Large-scale deployment of Carbon Capture and Storage (CCS) is an essential part of the solution to reach the ambitious targets for greenhouse gas reduction set out by the Paris Agreement in 2015. This requires the testing of technologies for CO2 capture, transport, and storage on a relevant scale.
In the ECCSEL Research Infrastructure for Norwegian Full-Scale CCS (ECCSEL NFS) project five world-class experimental facilities were built and upgraded, and a sixth is planned, which will make it possible to close critical knowledge gaps that would otherwise impede wide-scale CCS deployment.
The facilities covered by the project are:
-MPSolv upgrade of a facility for capturing CO2 from exhaust gas with a new desorber (stripper) column capable of desorbing CO2 at 15-20 bar pressure. The sub-project was completed in 2022.
-FMet: Design and planning of a facility for testing flow meters on a relevant industrial scale. Verified flow meters are necessary for CCS systems to be certified under the EU’s Carbon Trading System (ETS), and hence important for developing sustainable business models. The sub-project was completed in 2020.
-FASafe: New rig for investigating safety systems for pressure relief of CO2 work as intended on large scale, including preventing dry ice blocking of safety valves. This will be very important for ship transport of CO2. The sub-project was completed in 2023.
-FALCON upgrade: Rig for investigating flow, heat transfer, phase transition, and start-up/shut-in phenomena in pipelines and wells for CO2 with the multi-phase flow. The sub-project was completed in 2022.
-DPCI upgrade: Set-up for investigating the effect of impurities in CO2 regarding corrosion. The sub-project was completed in 2022.
-CODAS: New facility for monitoring CO2 injection with Distributed Acoustic Sensing (DAS) using cost-effective optical fiber to measure microseismicity. The sub-project was completed in 2023.
The facilities developed in the project will be made available for use by researchers and institutions around the world through the ECCSEL website. ECCSEL encourages open access to data and active sharing of results through multiple channels. ECCSEL also encourages users to publish their results.
Carbon capture and storage (CCS) is a necessary technology to reach the emission reduction targets set by the 2015 Paris agreement. To deploy CCS on a large scale, testing of capture, transport and storage technologies at relevant scale is needed.
The ECCSEL Research Infrastructure (RI) for Norwegian Full-Scale CCS will construct and upgrade five world-class facilities and design a sixth to close critical knowledge gaps for wider deployment of CCS:
- Medium pressure solvent capture (MPSolv) to test solvents for post-combustion capture at pressures of 20-30 bar (upgrade) .
- Test facility for fiscal metering (FMet) to test and calibrate flow meters so that they comply with Emissions Trading System (ETS) regulations (design)

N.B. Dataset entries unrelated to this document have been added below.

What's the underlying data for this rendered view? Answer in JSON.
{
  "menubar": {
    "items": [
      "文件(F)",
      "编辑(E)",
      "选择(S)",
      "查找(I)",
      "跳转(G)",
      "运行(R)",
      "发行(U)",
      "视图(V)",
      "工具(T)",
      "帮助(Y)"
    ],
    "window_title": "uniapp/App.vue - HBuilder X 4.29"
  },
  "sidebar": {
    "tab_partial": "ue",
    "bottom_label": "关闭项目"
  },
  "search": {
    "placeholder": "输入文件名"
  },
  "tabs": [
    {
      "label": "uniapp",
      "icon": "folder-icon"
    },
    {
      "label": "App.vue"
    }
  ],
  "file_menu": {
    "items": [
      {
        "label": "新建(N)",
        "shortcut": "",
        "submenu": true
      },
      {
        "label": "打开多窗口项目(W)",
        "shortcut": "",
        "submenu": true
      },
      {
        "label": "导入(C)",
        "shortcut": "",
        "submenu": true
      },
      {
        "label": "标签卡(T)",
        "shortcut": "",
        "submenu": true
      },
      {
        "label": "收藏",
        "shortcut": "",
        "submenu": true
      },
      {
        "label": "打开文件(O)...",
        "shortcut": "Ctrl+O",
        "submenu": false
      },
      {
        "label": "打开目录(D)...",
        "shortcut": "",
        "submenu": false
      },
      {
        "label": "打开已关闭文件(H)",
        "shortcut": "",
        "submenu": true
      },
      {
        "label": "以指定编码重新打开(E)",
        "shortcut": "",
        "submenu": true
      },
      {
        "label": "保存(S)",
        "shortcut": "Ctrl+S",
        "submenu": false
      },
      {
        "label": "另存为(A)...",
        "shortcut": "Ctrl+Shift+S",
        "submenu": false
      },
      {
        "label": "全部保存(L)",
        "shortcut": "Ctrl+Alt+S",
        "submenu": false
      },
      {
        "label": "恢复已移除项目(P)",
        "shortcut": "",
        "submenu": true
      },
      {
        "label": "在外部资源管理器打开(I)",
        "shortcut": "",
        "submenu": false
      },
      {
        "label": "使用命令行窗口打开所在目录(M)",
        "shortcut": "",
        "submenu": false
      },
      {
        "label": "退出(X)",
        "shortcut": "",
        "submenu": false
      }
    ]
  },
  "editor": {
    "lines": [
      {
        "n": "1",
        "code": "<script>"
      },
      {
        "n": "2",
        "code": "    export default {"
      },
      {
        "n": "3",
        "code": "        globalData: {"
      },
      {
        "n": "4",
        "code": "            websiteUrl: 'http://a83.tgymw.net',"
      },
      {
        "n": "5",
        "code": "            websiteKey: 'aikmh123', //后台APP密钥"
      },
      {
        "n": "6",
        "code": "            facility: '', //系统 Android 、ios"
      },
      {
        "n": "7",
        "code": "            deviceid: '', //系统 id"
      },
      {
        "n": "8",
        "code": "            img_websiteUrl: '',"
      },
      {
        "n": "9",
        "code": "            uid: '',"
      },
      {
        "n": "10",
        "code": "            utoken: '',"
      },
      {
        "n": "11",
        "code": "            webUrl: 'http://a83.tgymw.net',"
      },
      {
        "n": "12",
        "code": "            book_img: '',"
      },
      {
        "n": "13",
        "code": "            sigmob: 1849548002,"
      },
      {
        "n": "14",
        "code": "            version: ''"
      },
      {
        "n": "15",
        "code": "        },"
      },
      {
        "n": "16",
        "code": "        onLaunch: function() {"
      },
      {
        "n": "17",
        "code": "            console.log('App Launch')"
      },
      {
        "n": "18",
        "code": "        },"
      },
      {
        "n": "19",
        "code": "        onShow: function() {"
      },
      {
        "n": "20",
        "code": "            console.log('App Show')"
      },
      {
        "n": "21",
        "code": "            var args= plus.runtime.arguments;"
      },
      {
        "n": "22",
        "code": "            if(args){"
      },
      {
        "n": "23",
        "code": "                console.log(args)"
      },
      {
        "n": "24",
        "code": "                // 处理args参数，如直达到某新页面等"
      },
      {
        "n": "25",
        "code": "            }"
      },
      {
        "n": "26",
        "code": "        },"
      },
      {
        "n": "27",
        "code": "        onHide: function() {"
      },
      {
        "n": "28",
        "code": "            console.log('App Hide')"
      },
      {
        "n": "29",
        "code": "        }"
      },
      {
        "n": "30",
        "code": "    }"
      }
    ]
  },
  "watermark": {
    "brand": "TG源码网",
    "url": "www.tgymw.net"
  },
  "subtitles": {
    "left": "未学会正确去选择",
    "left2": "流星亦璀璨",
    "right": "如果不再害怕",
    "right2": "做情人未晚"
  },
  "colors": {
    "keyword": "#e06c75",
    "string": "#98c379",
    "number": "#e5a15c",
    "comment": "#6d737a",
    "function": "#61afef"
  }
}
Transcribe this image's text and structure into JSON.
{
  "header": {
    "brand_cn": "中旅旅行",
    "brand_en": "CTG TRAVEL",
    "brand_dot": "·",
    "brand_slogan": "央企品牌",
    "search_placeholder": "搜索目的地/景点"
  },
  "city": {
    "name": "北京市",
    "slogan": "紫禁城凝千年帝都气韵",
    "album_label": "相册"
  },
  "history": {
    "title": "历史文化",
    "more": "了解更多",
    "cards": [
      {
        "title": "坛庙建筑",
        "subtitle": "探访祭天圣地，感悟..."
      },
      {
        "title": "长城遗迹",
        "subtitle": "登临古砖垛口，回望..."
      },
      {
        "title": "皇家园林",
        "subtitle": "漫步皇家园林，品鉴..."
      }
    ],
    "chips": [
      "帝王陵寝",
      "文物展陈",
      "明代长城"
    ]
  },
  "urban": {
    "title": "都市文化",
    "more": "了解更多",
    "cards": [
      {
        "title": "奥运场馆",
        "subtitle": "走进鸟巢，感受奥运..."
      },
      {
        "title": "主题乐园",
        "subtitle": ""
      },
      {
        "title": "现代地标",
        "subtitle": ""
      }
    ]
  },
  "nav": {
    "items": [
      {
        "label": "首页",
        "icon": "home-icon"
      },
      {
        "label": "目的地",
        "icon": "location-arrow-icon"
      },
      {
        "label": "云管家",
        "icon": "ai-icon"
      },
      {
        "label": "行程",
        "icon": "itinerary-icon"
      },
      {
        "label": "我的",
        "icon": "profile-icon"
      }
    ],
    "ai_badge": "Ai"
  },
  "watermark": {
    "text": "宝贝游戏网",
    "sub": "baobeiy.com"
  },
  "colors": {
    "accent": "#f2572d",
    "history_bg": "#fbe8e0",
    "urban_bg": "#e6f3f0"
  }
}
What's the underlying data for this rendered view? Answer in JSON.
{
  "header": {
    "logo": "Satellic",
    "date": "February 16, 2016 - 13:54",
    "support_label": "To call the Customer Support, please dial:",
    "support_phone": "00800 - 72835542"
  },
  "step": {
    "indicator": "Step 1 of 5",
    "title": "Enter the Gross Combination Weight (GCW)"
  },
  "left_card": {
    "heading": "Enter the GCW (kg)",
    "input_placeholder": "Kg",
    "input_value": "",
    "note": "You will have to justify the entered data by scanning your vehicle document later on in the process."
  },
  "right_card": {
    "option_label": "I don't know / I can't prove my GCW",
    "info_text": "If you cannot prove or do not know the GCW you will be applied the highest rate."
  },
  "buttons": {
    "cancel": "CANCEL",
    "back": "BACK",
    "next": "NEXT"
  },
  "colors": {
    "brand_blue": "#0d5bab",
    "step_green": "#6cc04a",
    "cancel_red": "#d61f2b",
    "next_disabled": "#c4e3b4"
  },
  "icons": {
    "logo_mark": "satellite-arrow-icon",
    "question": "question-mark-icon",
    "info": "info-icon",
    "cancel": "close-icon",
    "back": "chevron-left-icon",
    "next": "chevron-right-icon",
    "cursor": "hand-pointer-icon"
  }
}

- Flow assurance in safety systems (FASafe) to determine how a CO2 vent system should be designed to avoid dry-ice clogging (new).
- Flow and heat transfer in multiphase CO2 pipelines and wells (FALCON) to study flow regimes, phase transition and shut-in/restart scenarios (upgrade).
- Dense-phase CO2 impurity test systems (DPCI) to determine the effects of impurities on corrosion in CO2 systems (upgrade).
- CO2 injection monitoring using Distributed Acoustic Sensing (CODAS) to monitor induced seismicity using cost-efficient optical fibres (new).
The facilities developed in the project will be available for use by researchers and institutions world-wide through the ECCSEL web site. ECCSEL specifies an open access policy of data, an active dissemination policy in multiple channels, and an encouragement for the users to publish their results. Workshops with user groups will be held, to ensure high relevance of the planned RI.